→ What needs to be done
Return a copy of every line in the records that includes the word "JSON".

[Source data]
====
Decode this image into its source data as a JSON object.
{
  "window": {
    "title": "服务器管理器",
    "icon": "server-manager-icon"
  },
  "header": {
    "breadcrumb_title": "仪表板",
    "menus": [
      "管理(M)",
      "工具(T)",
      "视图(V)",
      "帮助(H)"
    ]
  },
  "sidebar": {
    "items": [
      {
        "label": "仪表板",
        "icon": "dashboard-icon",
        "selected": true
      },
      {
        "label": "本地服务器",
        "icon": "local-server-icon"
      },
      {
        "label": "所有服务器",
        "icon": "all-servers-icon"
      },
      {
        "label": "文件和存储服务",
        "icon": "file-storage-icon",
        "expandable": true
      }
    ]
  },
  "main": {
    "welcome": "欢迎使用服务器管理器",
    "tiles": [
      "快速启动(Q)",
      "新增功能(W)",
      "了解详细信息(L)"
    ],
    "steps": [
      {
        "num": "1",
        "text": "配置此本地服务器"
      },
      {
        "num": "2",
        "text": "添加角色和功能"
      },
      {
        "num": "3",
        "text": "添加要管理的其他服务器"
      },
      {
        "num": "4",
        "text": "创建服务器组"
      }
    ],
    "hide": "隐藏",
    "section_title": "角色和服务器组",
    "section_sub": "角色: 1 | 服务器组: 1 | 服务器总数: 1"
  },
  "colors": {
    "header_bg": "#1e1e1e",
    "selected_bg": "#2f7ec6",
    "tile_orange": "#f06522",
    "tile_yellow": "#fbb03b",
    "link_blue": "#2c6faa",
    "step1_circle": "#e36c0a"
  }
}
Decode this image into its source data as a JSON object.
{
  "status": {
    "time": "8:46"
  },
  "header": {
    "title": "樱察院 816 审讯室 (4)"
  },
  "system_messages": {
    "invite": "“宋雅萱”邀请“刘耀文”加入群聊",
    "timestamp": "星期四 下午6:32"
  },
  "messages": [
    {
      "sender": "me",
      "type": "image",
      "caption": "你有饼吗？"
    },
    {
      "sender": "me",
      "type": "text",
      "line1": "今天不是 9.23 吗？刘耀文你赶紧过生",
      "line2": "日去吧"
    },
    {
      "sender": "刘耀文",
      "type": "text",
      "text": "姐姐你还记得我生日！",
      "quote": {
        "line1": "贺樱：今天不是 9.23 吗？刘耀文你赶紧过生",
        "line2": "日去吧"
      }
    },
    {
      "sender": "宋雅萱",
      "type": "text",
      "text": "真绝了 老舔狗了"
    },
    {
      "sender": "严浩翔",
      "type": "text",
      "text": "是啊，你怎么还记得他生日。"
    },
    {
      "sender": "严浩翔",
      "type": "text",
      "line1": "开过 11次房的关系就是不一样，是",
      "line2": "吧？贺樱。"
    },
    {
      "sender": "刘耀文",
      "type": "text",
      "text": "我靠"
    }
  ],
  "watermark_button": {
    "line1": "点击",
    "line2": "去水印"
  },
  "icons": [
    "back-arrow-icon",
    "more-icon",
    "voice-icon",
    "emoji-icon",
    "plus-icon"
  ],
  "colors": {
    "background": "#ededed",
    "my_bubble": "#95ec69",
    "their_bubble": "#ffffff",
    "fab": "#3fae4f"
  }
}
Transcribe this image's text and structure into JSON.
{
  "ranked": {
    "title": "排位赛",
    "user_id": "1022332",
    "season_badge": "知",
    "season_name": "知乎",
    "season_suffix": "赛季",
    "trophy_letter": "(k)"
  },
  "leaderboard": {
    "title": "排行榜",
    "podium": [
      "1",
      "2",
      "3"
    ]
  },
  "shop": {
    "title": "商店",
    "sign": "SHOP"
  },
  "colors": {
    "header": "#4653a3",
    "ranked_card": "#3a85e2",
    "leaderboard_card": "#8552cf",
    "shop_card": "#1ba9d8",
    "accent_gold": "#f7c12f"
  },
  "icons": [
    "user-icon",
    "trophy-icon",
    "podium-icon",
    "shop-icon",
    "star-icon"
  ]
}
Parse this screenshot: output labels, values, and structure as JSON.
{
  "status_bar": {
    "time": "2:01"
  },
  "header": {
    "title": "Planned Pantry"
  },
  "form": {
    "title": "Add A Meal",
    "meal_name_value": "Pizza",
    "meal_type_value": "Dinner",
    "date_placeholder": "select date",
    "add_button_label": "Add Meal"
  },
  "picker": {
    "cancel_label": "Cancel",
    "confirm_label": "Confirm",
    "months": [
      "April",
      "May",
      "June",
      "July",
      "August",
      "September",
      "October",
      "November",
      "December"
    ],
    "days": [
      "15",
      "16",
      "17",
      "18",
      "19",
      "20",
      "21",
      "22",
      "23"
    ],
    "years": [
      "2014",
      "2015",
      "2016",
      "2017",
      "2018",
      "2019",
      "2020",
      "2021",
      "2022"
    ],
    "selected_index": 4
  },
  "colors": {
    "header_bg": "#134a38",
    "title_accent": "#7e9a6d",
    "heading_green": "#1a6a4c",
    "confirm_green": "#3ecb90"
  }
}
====
→ Solution to this task
Decode this image into its source data as a JSON object.
Decode this image into its source data as a JSON object.
Transcribe this image's text and structure into JSON.
Parse this screenshot: output labels, values, and structure as JSON.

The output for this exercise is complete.